#### Prompt
From the entries below, please gather each line containing the string "Position".
»»
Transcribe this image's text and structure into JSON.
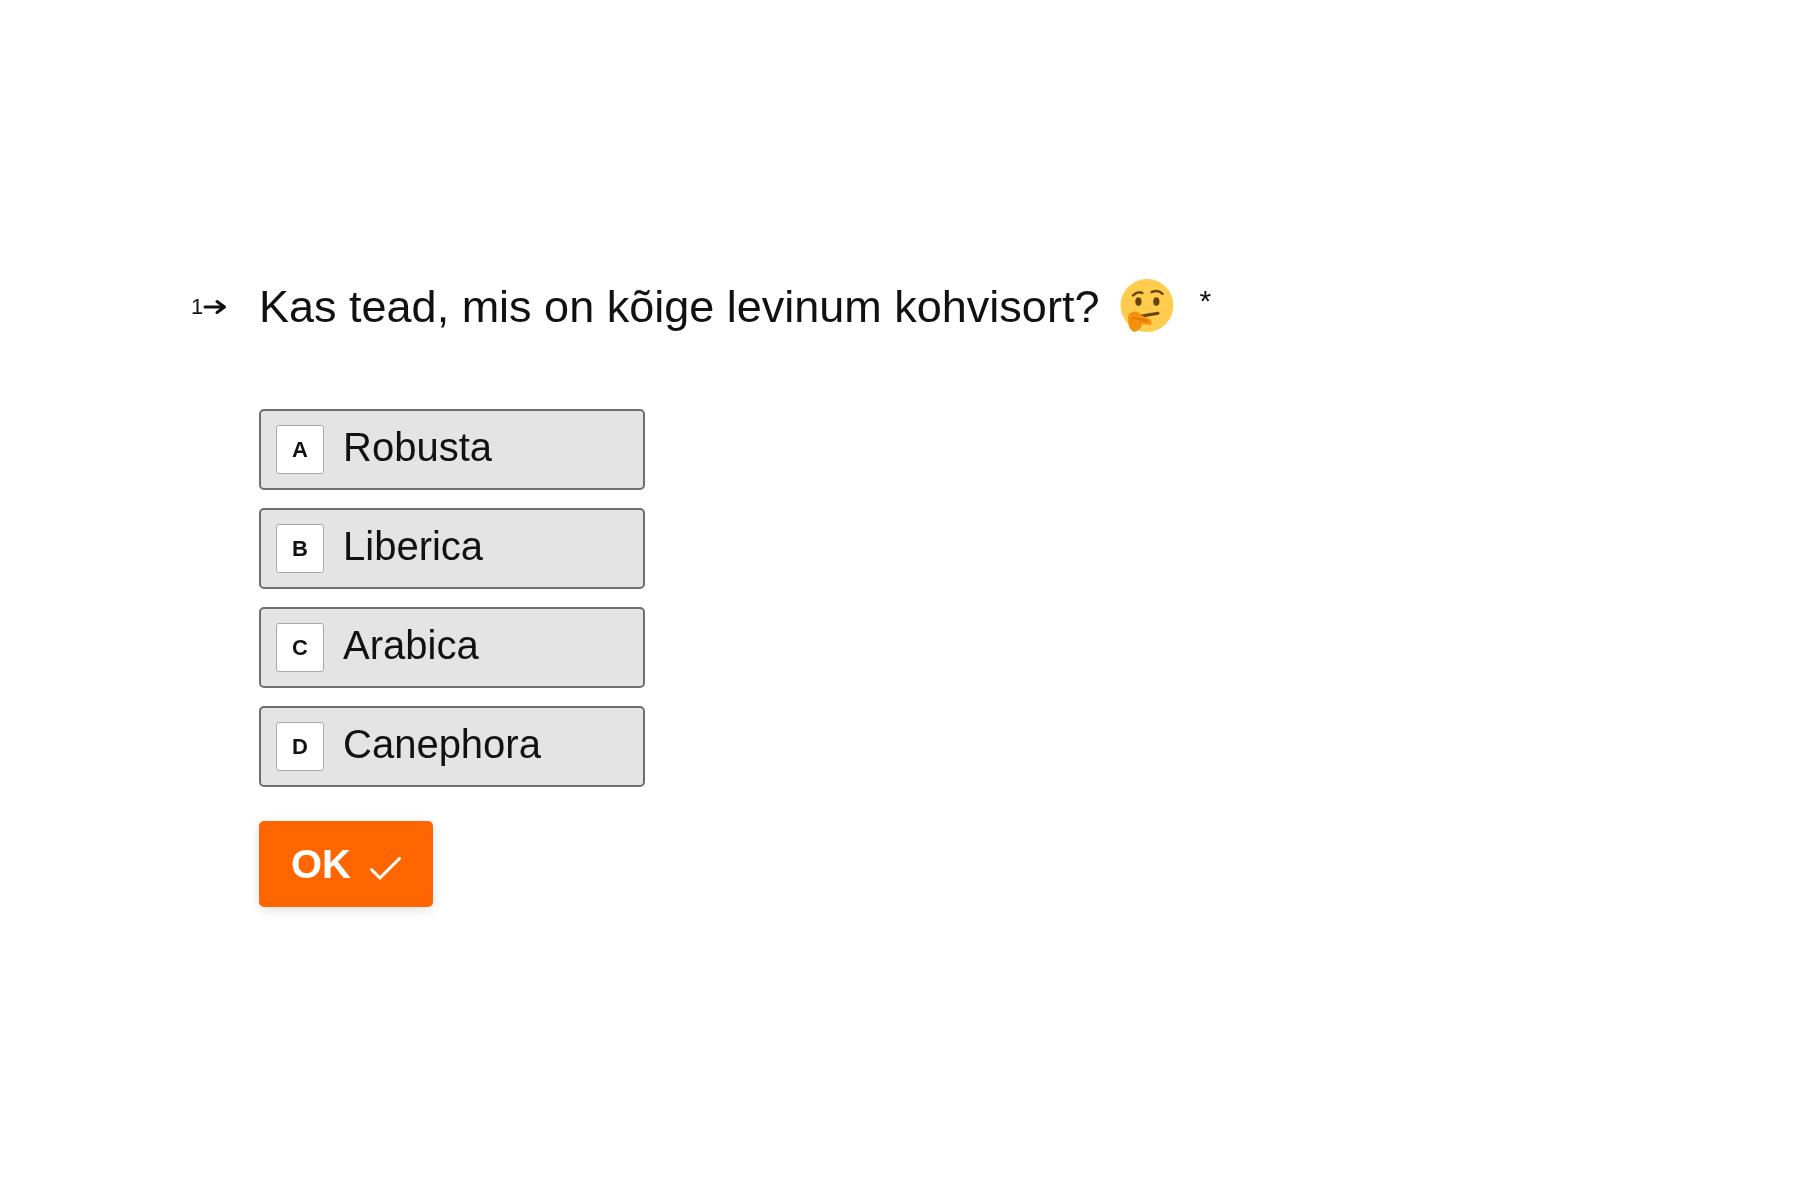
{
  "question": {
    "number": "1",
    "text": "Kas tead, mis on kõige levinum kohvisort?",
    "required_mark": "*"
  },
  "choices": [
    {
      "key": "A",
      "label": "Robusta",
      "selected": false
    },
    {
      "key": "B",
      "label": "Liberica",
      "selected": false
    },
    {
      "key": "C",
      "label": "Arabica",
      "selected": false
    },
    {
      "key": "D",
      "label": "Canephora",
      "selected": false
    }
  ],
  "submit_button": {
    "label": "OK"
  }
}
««
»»
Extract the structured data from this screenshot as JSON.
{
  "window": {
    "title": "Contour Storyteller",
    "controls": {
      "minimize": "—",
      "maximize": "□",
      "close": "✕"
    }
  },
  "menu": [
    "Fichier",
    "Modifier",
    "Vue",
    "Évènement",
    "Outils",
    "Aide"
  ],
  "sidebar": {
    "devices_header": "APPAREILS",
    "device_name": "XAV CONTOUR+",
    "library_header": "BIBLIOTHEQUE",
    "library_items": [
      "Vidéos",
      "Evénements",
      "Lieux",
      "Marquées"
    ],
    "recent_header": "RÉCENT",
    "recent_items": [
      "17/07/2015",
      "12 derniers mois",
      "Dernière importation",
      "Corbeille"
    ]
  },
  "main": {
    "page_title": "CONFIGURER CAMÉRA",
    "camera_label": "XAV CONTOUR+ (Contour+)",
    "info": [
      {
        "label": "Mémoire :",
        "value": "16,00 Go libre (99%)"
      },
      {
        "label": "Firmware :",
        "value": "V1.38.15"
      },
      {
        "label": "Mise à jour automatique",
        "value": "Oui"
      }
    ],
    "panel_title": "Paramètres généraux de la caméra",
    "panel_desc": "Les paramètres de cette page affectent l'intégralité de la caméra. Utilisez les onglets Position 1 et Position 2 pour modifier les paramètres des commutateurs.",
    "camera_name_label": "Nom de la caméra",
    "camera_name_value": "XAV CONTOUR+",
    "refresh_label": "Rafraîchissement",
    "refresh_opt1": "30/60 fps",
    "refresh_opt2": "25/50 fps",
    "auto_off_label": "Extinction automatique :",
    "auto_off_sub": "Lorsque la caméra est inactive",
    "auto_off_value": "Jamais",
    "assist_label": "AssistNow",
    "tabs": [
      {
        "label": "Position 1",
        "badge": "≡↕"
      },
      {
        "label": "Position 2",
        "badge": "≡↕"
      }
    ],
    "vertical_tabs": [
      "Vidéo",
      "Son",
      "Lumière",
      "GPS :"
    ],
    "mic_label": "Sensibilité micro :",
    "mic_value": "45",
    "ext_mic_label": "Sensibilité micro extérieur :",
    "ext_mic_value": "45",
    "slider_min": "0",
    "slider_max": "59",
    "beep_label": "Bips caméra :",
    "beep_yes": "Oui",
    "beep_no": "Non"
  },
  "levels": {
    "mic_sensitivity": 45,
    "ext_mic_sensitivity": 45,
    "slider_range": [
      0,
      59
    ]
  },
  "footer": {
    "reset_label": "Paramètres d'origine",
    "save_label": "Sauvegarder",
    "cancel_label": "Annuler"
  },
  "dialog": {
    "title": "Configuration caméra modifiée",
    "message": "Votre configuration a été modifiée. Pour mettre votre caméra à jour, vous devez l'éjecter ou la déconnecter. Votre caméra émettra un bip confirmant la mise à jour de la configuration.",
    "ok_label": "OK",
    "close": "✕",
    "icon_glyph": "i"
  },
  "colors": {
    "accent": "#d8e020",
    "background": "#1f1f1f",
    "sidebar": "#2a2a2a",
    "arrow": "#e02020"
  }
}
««
#### Answer area
    "panel_desc": "Les paramètres de cette page affectent l'intégralité de la caméra. Utilisez les onglets Position 1 et Position 2 pour modifier les paramètres des commutateurs.",
        "label": "Position 1",
        "label": "Position 2",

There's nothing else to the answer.